WHAT TO DO:
State, as a bare number, how many lines below contain "SNMP".

****************

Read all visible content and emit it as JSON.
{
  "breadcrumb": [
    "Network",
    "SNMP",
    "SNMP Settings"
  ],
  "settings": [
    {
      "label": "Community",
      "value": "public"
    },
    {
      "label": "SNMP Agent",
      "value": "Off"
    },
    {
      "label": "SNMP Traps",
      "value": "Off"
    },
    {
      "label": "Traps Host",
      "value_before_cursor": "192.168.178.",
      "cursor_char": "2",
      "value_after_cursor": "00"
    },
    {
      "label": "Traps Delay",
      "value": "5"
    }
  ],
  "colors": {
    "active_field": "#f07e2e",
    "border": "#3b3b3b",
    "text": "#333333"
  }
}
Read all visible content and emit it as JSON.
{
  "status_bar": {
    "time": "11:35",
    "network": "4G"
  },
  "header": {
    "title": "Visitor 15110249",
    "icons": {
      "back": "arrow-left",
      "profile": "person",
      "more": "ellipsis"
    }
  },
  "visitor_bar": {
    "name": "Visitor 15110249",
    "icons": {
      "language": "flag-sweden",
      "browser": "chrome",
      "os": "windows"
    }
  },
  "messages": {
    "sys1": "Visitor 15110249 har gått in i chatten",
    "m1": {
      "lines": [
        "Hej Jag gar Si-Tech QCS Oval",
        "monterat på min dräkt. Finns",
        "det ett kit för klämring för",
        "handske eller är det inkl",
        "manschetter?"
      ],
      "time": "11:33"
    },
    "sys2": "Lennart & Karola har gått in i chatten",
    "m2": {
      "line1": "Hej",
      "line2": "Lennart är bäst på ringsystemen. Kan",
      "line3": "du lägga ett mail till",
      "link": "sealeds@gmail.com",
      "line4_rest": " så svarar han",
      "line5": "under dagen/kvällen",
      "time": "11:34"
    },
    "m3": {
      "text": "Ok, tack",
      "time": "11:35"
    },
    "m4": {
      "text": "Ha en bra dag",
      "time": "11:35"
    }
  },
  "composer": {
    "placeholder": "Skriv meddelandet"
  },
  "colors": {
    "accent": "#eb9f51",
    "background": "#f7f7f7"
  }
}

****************

THE ANSWER:
4